China, Philippines agree to hold S. China Sea meeting bi-annually

The Philippines and China have been at odds over the last decade because of their disputed claims of the South China Sea.

South China Sea dispute: Philippines rejected China's offer of bilateral talks
An aerial photo taken though a glass window of a Philippine military plane shows the alleged on-going land reclamation by China on mischief reef in the Spratly Islands in the South China Sea, west of Palawan, Philippines Reuters

The foreign departments of both China and the Philippines have finally agreed to hold bilateral meetings related to the South China Sea at least twice a year, amid improving diplomatic and business relations.

Philippine Ambassador to China Chito Sta. Romana called the series of meeting as part of the BCM) set up by both governments to find a peaceful and diplomatic approach to resolve the issues, so as to resolve peace and stability and to further improve bilateral relations and to avoid confrontations, violence that would lead to nobody's benefit.

Their first bilateral meeting on the South China Sea is set on Friday May 19 in Guiyan, China. It will be led by Foreign Affairs Secretary Alan Peter Cayetano and a team of foreign policy experts who will also meet their China counterparts to discuss how can both countries manage the South China Sea differences and try to understand each other's position.

Romana explained the meeting is timely because this will be an opportunity to explore ways of easing the tensions in the South China Sea to prevent escalation of any possible confrontation or conflict and to increase mutual trust and confidence to find possible areas of cooperation

"The BCM is basically to manage the disputes and to be able to discuss in a frank and friendly way the developments in the South China Sea," Sta. Romana was quoted by ABS-CBN news online.

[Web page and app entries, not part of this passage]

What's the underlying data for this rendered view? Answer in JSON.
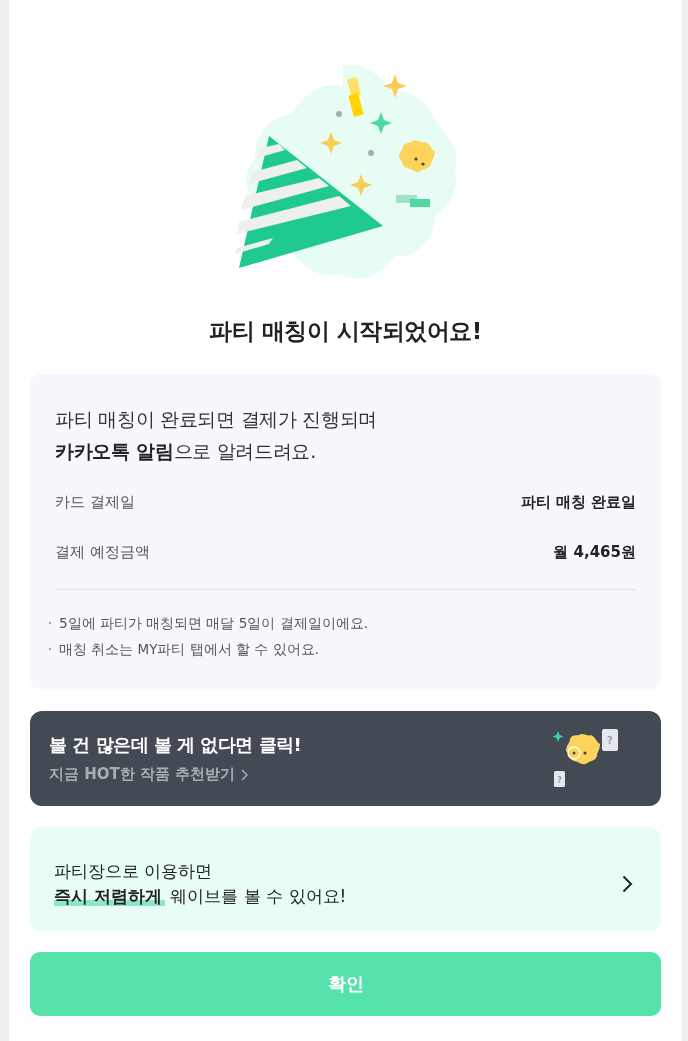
{
  "title": "파티 매칭이 시작되었어요!",
  "notice": {
    "message": "파티 매칭이 완료되면 결제가 진행되며\n**카카오톡 알림**으로 알려드려요.",
    "rows": [
      {
        "label": "카드 결제일",
        "value": "파티 매칭 완료일"
      },
      {
        "label": "결제 예정금액",
        "value": "월 4,465원"
      }
    ],
    "notes": [
      "5일에 파티가 매칭되면 매달 5일이 결제일이에요.",
      "매칭 취소는 MY파티 탭에서 할 수 있어요."
    ]
  },
  "banner": {
    "title": "볼 건 많은데 볼 게 없다면 클릭!",
    "link": "지금 HOT한 작품 추천받기",
    "card_marks": [
      "?",
      "?"
    ]
  },
  "leader_card": {
    "message": "파티장으로 이용하면\n**즉시 저렴하게** 웨이브를 볼 수 있어요!"
  },
  "confirm_button": {
    "label": "확인"
  }
}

Cayetano was also recently confirmed by the Committee on appointments. He replaced Former Foreign Affairs Secretary Perfecto Yasay, who was questioned of his eligibility to occupy the DFA post.

The ambassador also admitted that it would take time to address a final resolution to address the disputed waters but he claimed this step is already significant because they now at least sit down and talk.

"Whatever our discussion will be this Friday will be in line with the President's policy," Sta. Romana said without elaborating.

The Philippines and China have been at odds over the last decade because of their disputed claims of the South China Sea but diplomatic relations have improved after Duterte visited China last year and announced that he is realigning his administration with China and Russia.

China also pledged USD 24 billion of soft loans to help the Philippine improve infrastructures projects to improve the country's economy.